Instructions for the task:
The records are to be reproduced verbatim.

App and web page records
* * *

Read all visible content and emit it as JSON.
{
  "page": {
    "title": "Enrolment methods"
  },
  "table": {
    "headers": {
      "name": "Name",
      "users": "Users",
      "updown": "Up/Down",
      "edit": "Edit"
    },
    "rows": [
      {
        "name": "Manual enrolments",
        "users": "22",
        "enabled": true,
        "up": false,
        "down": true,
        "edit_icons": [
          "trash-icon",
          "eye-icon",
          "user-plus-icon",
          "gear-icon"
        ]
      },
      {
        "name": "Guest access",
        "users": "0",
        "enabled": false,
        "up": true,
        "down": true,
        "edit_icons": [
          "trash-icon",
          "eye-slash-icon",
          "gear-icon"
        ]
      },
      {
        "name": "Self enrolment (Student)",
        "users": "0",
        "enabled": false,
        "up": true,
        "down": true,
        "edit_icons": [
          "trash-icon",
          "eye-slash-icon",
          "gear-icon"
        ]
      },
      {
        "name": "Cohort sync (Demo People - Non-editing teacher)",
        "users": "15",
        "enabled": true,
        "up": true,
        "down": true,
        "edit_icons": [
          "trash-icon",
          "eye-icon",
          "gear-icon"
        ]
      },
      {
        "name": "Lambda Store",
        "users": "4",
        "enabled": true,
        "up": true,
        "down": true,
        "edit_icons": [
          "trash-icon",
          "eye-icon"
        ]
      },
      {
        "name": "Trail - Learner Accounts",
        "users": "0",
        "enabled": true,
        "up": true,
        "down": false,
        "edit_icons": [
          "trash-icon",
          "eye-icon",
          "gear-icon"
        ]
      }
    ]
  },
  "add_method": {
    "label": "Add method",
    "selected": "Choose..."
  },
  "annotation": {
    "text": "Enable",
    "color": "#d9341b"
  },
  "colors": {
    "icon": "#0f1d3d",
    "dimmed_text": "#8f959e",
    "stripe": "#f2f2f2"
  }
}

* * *

Problem solution:
Read all visible content and emit it as JSON.
{
  "page": {
    "title": "Enrolment methods"
  },
  "table": {
    "headers": {
      "name": "Name",
      "users": "Users",
      "updown": "Up/Down",
      "edit": "Edit"
    },
    "rows": [
      {
        "name": "Manual enrolments",
        "users": "22",
        "enabled": true,
        "up": false,
        "down": true,
        "edit_icons": [
          "trash-icon",
          "eye-icon",
          "user-plus-icon",
          "gear-icon"
        ]
      },
      {
        "name": "Guest access",
        "users": "0",
        "enabled": false,
        "up": true,
        "down": true,
        "edit_icons": [
          "trash-icon",
          "eye-slash-icon",
          "gear-icon"
        ]
      },
      {
        "name": "Self enrolment (Student)",
        "users": "0",
        "enabled": false,
        "up": true,
        "down": true,
        "edit_icons": [
          "trash-icon",
          "eye-slash-icon",
          "gear-icon"
        ]
      },
      {
        "name": "Cohort sync (Demo People - Non-editing teacher)",
        "users": "15",
        "enabled": true,
        "up": true,
        "down": true,
        "edit_icons": [
          "trash-icon",
          "eye-icon",
          "gear-icon"
        ]
      },
      {
        "name": "Lambda Store",
        "users": "4",
        "enabled": true,
        "up": true,
        "down": true,
        "edit_icons": [
          "trash-icon",
          "eye-icon"
        ]
      },
      {
        "name": "Trail - Learner Accounts",
        "users": "0",
        "enabled": true,
        "up": true,
        "down": false,
        "edit_icons": [
          "trash-icon",
          "eye-icon",
          "gear-icon"
        ]
      }
    ]
  },
  "add_method": {
    "label": "Add method",
    "selected": "Choose..."
  },
  "annotation": {
    "text": "Enable",
    "color": "#d9341b"
  },
  "colors": {
    "icon": "#0f1d3d",
    "dimmed_text": "#8f959e",
    "stripe": "#f2f2f2"
  }
}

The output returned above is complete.